- [Task brief]: Take each line of the listing that has the string "prime" and report it.

- [Dataset records]:

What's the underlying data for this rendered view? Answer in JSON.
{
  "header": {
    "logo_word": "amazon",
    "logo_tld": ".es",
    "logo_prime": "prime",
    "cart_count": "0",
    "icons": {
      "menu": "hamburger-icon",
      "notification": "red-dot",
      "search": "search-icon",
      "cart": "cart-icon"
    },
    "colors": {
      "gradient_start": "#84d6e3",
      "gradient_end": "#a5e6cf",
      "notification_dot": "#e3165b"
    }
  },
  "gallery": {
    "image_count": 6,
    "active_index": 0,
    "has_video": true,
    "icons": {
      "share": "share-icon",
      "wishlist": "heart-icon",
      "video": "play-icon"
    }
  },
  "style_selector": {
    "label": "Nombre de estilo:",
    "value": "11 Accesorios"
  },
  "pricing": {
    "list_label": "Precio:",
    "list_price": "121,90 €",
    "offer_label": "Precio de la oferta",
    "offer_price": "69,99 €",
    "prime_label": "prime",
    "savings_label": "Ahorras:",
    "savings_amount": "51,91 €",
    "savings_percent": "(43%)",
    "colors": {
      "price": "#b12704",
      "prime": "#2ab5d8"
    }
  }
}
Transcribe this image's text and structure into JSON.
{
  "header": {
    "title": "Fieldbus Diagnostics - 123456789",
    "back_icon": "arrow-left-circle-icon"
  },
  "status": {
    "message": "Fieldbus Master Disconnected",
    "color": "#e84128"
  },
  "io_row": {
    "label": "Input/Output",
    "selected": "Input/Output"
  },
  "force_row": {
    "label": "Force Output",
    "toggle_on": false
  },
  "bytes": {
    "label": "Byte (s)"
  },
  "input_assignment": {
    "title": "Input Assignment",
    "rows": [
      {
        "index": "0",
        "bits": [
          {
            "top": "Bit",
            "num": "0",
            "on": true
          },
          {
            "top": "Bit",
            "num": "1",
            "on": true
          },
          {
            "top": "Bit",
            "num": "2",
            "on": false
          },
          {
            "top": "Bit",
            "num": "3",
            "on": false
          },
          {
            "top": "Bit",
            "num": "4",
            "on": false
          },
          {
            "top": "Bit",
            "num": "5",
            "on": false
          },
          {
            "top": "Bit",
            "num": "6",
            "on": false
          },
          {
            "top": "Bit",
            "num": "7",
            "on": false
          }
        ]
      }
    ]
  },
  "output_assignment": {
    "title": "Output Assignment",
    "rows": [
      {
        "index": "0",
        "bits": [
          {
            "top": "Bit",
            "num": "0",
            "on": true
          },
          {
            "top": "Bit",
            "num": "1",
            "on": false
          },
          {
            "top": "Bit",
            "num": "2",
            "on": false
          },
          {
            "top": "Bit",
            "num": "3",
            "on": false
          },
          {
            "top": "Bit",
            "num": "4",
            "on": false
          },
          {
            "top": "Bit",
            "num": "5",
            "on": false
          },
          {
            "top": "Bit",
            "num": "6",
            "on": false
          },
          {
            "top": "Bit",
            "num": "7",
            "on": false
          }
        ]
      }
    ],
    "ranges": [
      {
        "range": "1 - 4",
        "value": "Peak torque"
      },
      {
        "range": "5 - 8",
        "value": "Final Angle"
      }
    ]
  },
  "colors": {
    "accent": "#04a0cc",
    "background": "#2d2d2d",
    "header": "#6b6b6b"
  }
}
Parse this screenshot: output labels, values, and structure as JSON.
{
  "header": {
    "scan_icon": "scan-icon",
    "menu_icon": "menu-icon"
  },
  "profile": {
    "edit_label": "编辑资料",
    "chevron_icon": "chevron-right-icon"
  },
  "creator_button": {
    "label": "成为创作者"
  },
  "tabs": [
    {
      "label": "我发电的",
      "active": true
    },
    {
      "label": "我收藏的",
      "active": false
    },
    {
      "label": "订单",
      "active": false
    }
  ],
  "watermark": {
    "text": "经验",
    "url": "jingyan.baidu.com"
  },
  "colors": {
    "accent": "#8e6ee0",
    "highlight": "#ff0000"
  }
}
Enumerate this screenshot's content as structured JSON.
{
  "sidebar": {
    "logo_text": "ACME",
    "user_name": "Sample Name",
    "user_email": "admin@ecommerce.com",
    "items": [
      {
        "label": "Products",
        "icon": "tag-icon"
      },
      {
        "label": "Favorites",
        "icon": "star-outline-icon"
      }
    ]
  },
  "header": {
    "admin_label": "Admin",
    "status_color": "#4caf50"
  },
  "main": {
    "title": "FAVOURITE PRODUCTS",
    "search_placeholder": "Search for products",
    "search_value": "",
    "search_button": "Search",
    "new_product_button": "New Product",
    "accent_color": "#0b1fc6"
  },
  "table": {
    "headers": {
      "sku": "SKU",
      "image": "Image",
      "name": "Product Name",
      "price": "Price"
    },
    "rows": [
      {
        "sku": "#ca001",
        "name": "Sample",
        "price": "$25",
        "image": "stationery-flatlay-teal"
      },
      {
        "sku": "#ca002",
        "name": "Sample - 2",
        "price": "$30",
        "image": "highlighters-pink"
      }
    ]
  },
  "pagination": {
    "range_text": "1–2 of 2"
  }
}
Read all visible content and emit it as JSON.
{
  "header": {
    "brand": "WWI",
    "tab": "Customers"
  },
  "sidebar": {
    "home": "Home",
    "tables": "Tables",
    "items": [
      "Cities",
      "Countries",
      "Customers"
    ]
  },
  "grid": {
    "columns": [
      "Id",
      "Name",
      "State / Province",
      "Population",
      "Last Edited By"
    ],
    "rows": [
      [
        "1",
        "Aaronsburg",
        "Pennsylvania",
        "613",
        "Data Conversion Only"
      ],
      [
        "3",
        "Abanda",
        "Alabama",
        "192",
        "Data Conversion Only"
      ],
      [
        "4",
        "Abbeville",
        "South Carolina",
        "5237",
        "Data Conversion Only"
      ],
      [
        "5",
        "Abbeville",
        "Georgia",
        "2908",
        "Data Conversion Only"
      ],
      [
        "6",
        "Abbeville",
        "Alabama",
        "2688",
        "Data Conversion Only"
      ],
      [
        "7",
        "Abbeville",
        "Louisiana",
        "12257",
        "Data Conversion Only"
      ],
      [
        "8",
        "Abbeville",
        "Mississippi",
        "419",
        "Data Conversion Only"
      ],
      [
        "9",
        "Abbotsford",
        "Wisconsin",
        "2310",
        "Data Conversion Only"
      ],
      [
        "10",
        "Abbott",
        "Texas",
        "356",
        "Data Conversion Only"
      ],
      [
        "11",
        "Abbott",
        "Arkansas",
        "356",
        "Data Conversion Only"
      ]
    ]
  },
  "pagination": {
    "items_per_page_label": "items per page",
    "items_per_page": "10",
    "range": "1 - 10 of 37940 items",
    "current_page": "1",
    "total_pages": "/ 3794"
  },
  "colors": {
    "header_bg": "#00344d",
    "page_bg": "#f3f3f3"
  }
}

- [Output for this exercise]:
    "logo_prime": "prime",
    "prime_label": "prime",
      "prime": "#2ab5d8"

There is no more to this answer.